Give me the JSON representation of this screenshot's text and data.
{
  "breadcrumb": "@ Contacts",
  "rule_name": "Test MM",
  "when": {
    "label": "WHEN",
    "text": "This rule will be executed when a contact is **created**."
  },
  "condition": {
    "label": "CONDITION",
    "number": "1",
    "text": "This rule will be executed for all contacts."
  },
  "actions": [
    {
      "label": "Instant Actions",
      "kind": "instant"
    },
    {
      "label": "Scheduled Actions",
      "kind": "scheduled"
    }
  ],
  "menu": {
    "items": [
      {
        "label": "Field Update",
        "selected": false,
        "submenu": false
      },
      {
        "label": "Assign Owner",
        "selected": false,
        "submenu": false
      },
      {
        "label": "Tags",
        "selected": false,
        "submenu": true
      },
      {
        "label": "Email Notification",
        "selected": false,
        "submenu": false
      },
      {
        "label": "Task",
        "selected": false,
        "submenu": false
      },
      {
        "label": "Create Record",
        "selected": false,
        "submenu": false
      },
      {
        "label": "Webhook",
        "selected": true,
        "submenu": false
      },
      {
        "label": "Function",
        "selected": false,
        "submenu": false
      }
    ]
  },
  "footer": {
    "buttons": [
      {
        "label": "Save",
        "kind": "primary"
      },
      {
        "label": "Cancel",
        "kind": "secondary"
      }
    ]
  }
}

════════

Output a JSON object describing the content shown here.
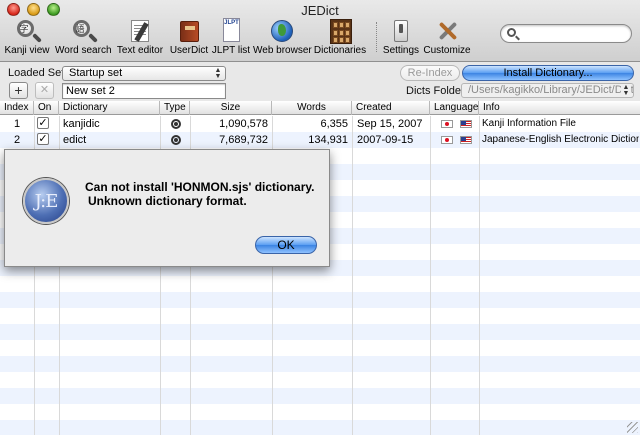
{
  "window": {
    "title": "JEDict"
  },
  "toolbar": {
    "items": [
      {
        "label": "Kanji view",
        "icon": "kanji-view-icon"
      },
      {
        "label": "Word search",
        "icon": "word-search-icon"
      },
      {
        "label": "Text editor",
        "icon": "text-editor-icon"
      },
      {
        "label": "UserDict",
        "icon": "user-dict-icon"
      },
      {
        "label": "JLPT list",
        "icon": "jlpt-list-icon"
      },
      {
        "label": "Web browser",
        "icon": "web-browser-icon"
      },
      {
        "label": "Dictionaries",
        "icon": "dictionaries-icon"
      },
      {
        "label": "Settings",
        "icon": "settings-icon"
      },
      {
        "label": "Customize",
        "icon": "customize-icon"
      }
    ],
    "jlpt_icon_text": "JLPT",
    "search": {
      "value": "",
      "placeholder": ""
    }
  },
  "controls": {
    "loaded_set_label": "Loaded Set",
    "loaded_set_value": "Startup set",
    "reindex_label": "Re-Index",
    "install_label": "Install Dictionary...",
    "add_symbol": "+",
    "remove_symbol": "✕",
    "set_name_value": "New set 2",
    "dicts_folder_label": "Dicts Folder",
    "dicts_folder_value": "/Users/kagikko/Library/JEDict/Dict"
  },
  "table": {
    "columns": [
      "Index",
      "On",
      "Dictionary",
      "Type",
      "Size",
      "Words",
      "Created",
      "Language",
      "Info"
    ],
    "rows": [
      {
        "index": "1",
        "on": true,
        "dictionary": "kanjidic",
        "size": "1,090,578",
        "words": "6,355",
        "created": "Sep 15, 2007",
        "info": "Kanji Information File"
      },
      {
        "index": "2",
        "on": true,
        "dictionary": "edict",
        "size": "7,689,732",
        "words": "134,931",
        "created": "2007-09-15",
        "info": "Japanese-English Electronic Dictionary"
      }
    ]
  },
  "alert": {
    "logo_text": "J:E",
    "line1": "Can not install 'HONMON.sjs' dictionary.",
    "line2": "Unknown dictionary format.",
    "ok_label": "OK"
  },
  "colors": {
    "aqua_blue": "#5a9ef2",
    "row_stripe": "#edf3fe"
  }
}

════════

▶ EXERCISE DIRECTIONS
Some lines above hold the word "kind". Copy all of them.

▶ FINISHED TASK
      "kind": "instant"
      "kind": "scheduled"
        "kind": "primary"
        "kind": "secondary"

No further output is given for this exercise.